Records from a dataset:
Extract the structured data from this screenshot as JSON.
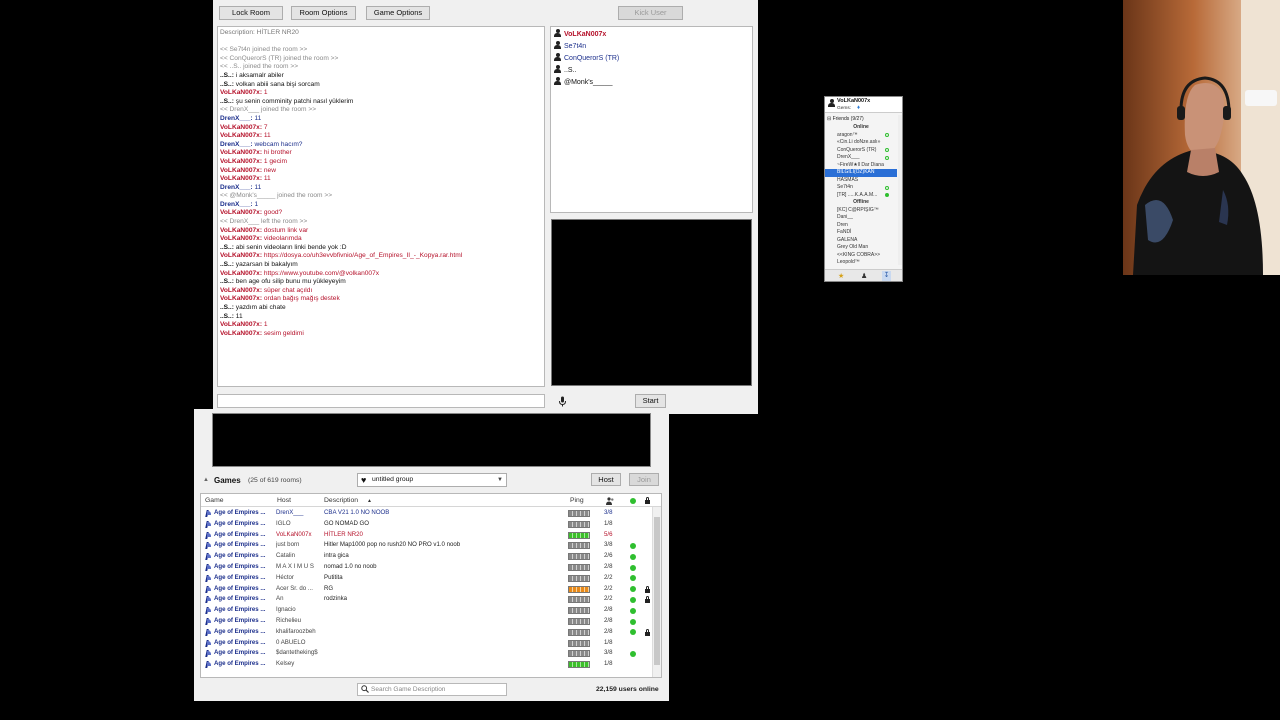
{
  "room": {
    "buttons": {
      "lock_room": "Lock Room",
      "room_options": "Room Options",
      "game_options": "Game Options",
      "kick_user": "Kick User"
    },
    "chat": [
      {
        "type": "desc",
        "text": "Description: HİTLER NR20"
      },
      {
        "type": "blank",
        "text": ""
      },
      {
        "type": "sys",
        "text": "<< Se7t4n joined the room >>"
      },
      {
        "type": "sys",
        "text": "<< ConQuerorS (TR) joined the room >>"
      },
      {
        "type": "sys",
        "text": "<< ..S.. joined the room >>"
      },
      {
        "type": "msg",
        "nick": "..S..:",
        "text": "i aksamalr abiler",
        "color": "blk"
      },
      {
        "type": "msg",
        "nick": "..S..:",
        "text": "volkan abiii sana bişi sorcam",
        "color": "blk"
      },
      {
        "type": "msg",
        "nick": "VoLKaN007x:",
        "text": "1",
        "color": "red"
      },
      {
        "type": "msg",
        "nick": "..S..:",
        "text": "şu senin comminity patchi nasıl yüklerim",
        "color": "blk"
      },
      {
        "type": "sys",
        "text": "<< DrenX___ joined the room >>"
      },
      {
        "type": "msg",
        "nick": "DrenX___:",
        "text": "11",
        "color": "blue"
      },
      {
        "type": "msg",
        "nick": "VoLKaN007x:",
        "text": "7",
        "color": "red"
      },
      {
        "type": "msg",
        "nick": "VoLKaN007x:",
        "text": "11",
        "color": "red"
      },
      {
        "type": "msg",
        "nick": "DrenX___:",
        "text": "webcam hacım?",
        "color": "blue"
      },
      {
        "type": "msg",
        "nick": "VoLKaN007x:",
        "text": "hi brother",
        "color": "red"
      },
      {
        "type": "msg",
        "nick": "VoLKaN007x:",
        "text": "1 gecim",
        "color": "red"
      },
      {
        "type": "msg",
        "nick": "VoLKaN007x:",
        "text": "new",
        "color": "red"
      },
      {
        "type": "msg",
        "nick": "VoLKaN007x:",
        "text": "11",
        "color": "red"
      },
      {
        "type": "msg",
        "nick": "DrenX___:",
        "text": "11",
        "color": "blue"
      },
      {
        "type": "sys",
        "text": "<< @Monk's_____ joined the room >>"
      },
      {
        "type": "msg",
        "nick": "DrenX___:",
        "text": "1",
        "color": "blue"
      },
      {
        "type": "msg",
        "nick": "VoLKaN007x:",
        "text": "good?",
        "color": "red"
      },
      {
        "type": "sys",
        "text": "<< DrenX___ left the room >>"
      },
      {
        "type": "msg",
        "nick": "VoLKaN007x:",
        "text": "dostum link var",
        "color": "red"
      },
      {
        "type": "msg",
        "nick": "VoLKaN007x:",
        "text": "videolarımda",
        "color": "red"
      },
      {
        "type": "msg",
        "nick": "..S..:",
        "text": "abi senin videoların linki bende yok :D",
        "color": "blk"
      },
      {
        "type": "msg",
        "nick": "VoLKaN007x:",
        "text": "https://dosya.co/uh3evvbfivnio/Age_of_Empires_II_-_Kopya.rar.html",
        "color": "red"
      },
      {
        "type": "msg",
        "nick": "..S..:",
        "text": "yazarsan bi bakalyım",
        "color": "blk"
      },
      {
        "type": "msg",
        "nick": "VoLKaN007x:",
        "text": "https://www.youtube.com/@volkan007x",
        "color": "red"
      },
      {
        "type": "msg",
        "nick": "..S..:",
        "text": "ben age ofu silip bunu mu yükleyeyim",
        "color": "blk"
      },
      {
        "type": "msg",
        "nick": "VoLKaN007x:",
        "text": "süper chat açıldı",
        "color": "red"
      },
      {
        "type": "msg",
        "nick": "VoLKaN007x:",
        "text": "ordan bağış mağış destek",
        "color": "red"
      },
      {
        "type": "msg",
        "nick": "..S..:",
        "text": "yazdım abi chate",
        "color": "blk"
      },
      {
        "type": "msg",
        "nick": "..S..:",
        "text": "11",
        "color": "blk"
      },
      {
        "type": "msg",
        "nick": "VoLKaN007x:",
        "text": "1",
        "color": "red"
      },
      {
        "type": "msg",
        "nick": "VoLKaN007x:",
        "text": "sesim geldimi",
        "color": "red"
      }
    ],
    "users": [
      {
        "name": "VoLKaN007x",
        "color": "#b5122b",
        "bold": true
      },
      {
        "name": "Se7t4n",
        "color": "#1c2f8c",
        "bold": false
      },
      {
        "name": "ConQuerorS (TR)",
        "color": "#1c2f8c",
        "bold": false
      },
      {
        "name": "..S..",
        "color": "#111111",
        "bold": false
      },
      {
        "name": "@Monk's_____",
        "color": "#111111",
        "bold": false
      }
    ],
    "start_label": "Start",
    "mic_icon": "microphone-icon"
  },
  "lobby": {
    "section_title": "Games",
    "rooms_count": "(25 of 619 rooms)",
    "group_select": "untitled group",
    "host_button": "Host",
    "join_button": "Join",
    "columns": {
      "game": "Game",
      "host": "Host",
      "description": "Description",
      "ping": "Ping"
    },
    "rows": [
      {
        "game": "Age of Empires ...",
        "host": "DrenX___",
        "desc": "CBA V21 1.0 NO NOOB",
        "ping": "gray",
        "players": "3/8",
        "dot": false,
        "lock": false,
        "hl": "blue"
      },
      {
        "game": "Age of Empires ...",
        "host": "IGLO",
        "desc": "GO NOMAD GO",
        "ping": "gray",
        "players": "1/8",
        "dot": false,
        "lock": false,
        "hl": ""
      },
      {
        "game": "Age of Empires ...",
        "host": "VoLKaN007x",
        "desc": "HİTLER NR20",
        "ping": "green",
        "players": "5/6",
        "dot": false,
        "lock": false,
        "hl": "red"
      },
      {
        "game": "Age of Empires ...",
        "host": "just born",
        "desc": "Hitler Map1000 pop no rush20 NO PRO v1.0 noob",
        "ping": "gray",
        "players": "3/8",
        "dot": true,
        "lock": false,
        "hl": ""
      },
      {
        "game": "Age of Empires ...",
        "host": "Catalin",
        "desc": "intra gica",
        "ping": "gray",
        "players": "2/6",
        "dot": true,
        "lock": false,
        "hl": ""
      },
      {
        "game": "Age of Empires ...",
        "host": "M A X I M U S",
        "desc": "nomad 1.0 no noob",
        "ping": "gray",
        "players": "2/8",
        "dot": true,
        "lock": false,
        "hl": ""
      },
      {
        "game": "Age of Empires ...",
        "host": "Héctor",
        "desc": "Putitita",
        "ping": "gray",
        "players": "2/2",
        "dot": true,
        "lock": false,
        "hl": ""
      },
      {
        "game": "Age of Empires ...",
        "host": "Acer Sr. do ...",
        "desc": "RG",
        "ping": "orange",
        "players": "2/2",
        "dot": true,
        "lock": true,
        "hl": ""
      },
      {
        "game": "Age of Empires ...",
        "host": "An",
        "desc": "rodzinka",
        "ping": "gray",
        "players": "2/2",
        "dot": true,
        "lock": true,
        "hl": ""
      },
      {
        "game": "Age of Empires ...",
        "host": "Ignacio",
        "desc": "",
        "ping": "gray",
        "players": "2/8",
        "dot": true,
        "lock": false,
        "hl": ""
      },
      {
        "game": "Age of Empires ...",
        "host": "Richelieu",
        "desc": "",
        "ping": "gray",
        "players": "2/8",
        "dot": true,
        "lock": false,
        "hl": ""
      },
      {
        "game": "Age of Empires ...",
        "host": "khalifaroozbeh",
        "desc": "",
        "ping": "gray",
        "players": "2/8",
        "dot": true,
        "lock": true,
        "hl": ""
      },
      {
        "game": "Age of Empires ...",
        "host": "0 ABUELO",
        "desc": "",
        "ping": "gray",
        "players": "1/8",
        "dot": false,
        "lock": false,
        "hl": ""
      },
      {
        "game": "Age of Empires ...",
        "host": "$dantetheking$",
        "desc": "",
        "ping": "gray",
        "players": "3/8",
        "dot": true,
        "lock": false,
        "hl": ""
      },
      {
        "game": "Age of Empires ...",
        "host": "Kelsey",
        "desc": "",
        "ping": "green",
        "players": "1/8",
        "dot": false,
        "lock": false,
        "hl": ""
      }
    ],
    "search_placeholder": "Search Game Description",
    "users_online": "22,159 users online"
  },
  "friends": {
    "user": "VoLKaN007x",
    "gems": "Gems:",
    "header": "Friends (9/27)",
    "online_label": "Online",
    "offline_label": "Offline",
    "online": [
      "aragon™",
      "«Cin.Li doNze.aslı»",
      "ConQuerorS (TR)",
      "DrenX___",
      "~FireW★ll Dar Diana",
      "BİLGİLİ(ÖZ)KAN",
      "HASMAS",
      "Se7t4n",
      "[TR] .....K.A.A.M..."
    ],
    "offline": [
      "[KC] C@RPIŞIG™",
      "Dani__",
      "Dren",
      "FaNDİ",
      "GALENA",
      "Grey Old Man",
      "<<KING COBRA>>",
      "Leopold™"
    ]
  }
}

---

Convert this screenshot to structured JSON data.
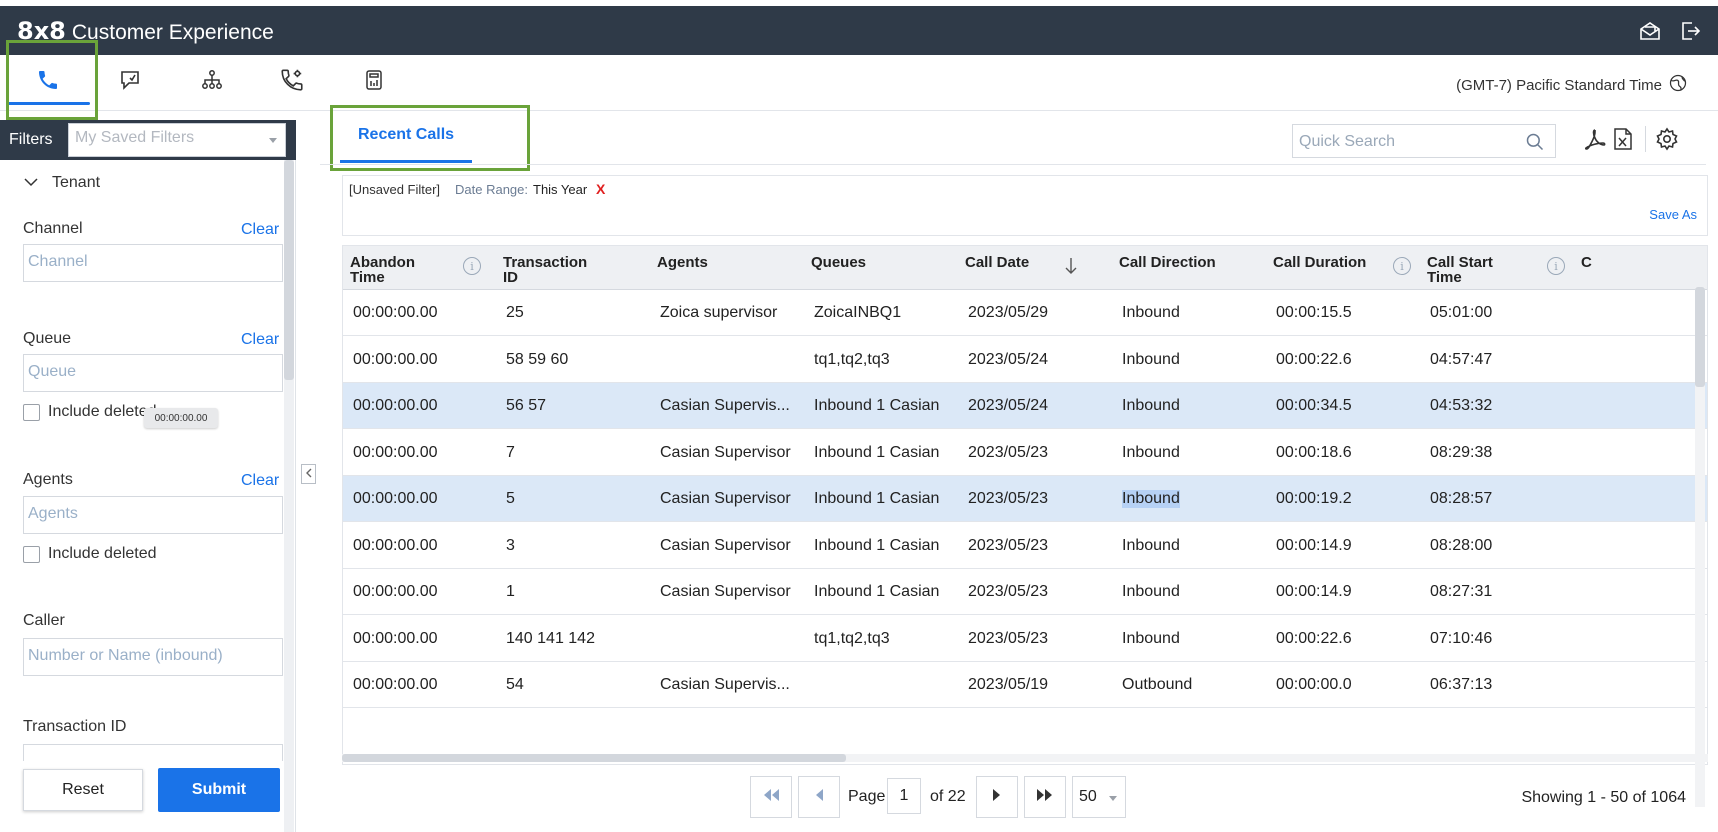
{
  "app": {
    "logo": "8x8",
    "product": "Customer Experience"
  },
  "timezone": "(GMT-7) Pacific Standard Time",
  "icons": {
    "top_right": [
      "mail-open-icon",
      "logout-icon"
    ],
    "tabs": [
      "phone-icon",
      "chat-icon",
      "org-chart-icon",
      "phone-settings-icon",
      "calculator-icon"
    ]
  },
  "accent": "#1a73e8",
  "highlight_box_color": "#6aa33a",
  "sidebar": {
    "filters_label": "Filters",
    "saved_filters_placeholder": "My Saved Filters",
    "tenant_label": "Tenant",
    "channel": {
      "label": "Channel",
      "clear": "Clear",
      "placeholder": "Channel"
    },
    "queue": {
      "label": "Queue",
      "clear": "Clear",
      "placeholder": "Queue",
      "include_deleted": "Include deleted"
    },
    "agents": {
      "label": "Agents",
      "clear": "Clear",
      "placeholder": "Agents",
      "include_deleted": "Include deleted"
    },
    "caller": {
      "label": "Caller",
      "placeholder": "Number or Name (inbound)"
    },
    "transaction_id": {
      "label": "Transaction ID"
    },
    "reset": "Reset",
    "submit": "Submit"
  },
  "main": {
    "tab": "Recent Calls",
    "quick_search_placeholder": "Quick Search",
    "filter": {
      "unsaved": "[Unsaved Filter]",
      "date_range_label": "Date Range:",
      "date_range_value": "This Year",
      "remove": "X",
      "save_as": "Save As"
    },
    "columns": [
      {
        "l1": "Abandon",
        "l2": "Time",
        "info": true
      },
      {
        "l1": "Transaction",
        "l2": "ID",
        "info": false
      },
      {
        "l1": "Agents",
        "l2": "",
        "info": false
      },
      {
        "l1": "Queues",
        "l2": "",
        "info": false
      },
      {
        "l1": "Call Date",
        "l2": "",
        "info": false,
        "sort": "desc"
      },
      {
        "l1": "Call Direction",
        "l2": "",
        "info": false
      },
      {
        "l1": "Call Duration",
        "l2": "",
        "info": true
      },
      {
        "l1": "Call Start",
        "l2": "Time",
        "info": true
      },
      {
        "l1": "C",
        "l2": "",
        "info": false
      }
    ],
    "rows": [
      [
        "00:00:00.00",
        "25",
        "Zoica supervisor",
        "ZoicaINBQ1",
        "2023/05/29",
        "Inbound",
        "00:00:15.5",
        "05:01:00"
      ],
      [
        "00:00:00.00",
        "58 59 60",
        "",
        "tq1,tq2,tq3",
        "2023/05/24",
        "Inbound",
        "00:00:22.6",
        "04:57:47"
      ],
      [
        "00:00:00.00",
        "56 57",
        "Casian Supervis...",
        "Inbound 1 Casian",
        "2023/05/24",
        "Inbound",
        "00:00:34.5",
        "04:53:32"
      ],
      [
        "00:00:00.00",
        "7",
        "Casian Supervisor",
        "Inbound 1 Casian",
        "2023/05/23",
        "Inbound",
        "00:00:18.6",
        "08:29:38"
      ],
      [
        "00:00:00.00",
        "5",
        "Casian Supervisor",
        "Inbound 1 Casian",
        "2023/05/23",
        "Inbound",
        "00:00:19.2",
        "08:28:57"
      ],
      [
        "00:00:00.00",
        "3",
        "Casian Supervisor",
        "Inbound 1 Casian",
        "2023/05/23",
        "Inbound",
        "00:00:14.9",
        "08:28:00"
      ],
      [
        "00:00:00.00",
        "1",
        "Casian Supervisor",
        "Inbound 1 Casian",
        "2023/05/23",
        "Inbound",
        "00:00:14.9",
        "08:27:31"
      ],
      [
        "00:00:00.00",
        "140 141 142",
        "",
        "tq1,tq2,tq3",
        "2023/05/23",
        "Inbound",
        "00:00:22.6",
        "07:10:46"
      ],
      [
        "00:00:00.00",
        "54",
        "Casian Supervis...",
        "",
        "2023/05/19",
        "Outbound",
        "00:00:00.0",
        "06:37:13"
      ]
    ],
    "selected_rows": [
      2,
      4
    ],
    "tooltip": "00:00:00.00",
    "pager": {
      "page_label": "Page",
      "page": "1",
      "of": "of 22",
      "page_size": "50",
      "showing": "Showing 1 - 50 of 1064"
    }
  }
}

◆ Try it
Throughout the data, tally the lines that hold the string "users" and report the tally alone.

◆ Output below
2